On August 18, the Economic Development Council of Colorado (EDCC) hosted its Regional Economic Development Forum, the second in a series of forums held around the state in 2016, at the Bridges Golf Course in Montrose, CO.
Inspired by Regions 9, 10, and Mesa County this one-day forum focused on issues that affect many communities around the state. Presentations on preparing and attracting tomorrow’s talent, supporting small business and manufacturers, and growing and attracting business to rural areas, provided attendees tools and resources to take back and implement in their own communities.
Attended by over 100 economic development professionals, policy leaders, and area businesses, the forum also addressed air service challenges that our regional and rural airports face, and the changing landscape of agriculture.

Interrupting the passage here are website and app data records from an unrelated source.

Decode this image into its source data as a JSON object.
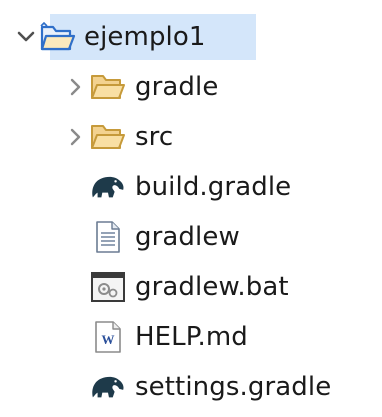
{
  "explorer": {
    "root": {
      "label": "ejemplo1",
      "icon": "project-folder-icon",
      "expanded": true,
      "selected": true
    },
    "children": [
      {
        "label": "gradle",
        "icon": "folder-icon",
        "expandable": true
      },
      {
        "label": "src",
        "icon": "folder-icon",
        "expandable": true
      },
      {
        "label": "build.gradle",
        "icon": "gradle-elephant-icon",
        "expandable": false
      },
      {
        "label": "gradlew",
        "icon": "text-file-icon",
        "expandable": false
      },
      {
        "label": "gradlew.bat",
        "icon": "batch-file-icon",
        "expandable": false
      },
      {
        "label": "HELP.md",
        "icon": "word-document-icon",
        "expandable": false
      },
      {
        "label": "settings.gradle",
        "icon": "gradle-elephant-icon",
        "expandable": false
      }
    ]
  },
  "colors": {
    "selection": "#d4e6fa",
    "folder_fill": "#f7d48a",
    "folder_stroke": "#c69a3a",
    "project_folder_stroke": "#2f6fc9",
    "gradle_icon": "#1e3a4a",
    "chevron": "#707070"
  }
}
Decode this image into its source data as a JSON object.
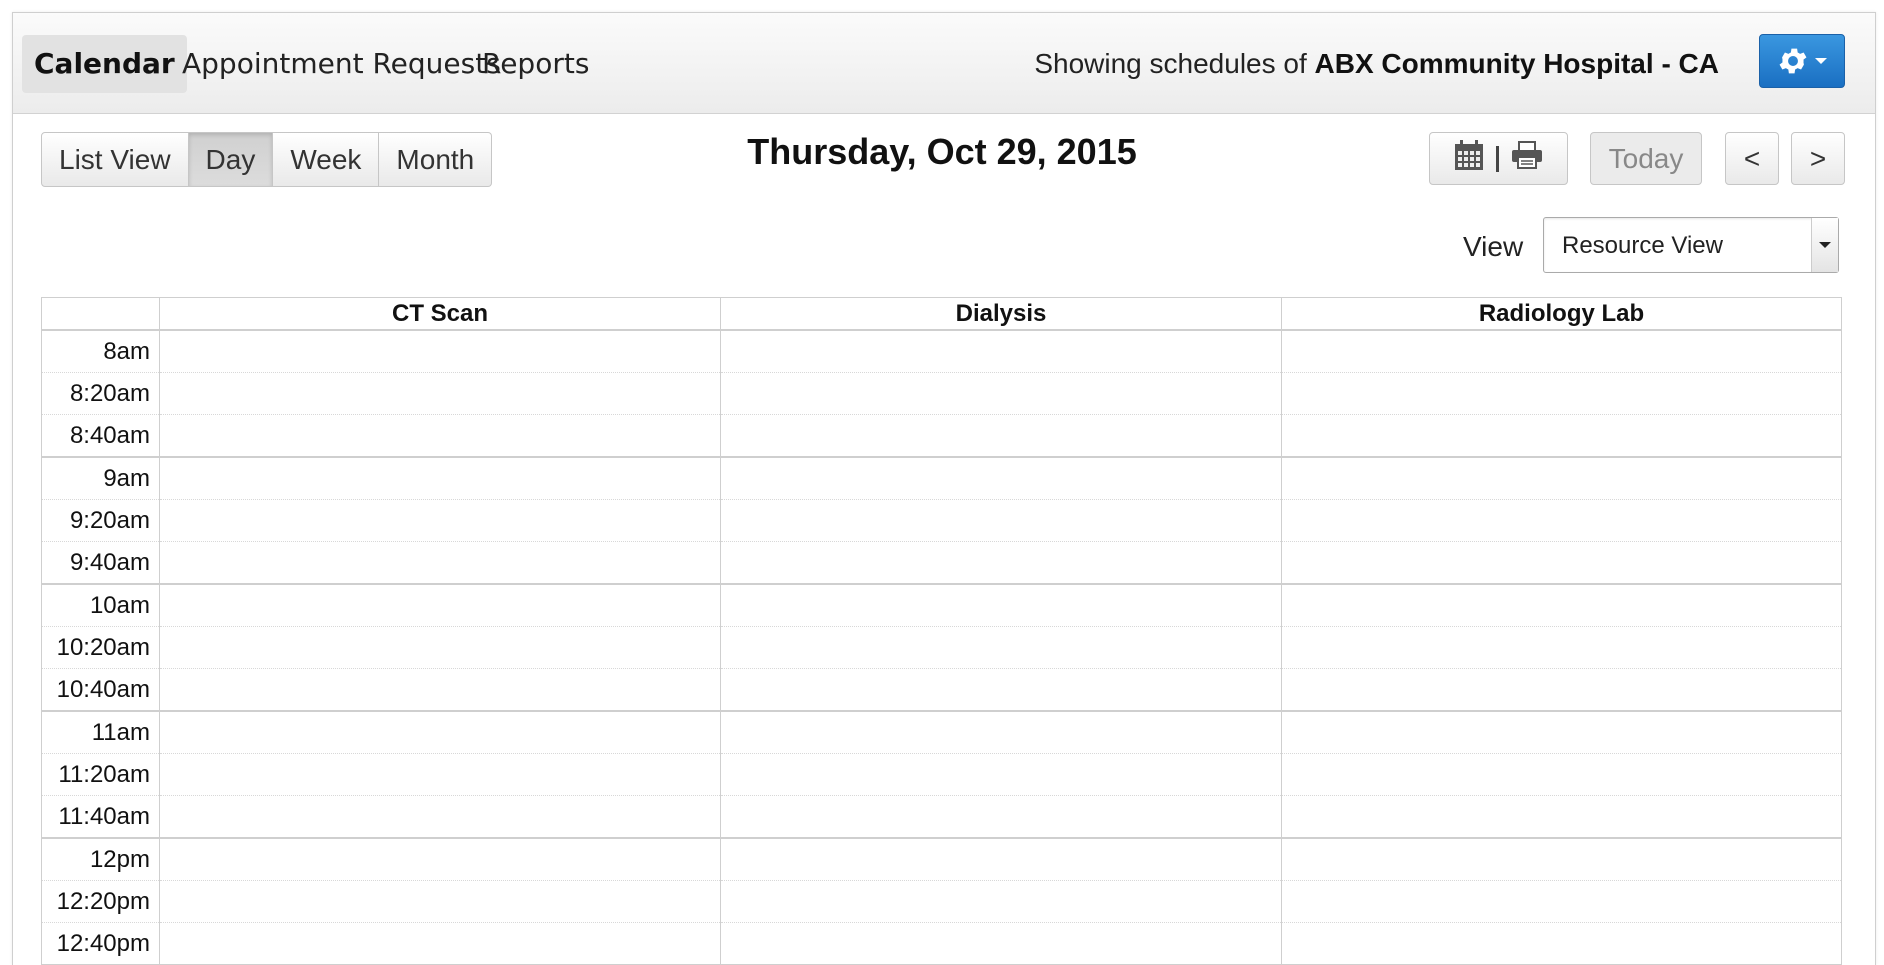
{
  "nav": {
    "tabs": [
      "Calendar",
      "Appointment Requests",
      "Reports"
    ],
    "active_tab": "Calendar",
    "showing_prefix": "Showing schedules of",
    "hospital": "ABX Community Hospital - CA"
  },
  "view_buttons": [
    "List View",
    "Day",
    "Week",
    "Month"
  ],
  "active_view": "Day",
  "date_title": "Thursday, Oct 29, 2015",
  "toolbar": {
    "today_label": "Today",
    "prev_label": "<",
    "next_label": ">"
  },
  "view_selector": {
    "label": "View",
    "value": "Resource View"
  },
  "resources": [
    "CT Scan",
    "Dialysis",
    "Radiology Lab"
  ],
  "time_slots": [
    "8am",
    "8:20am",
    "8:40am",
    "9am",
    "9:20am",
    "9:40am",
    "10am",
    "10:20am",
    "10:40am",
    "11am",
    "11:20am",
    "11:40am",
    "12pm",
    "12:20pm",
    "12:40pm",
    ""
  ],
  "colors": {
    "accent": "#2a82d2",
    "border": "#cfcfcf"
  }
}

Featured presenters included Dennis Lankes, co-founder of Proximity Space – just named the best co-working space in the World, Sara Maffey Duncan, president & CEO of Edgewood Strategies, and Matt Skinner, chief operating officer for Colorado Flights Alliance to name a few.
Dennis Lankes and fellow panelists Gerrit McGowan, director for WSCU Innovation, Creativity, and Entrepreneurship (ICE) Project in Gunnison, and Josh Hudnall, co-founder of Launch West CO in Grand Junction, presented on our changing workforce and what types of infrastructure we need to have in place in order to meet their future needs. “Just like the expectation of being able to turn a light on, today’s workforce has the expectation of staying connected.” Lankes said. Josh Hudnall added that “millennials need a sense of purpose and community in their workplace.”
Sara Maffey Duncan was joined by Laura Brandt, director of Economic Development for Metro Denver EDC and Sam Bailey, senior manager of Industry Development for OEDIT. They provided ideas for rural communities to market and to attract site selectors and businesses to their area. “Think regionally,” Sara commented. “If you can work together as a region, you can then help answer workforce questions rural communities face. It also gives a variety of life style options for a company who is looking in your area.”
Matt Skinner and fellow panelists Kip Turner, director for Grand Junction Regional Airport, and Bill Swelbar, vice president of InterVISTAS, presented on the state of our regional airports. Since 2011 when the western slope saw a large decline in seat capacity, the western slope airports began to think regionally. “Montrose has increased by 5 percent in seats since 2011,” Matt said. “We attribute this largely to our regional focus. When the oil and gas companies started to exit the Grand Junction market and the airport couldn’t fill their seat capacity, Montrose helped back-fill those seats to prevent loosing the flight for the western slope.”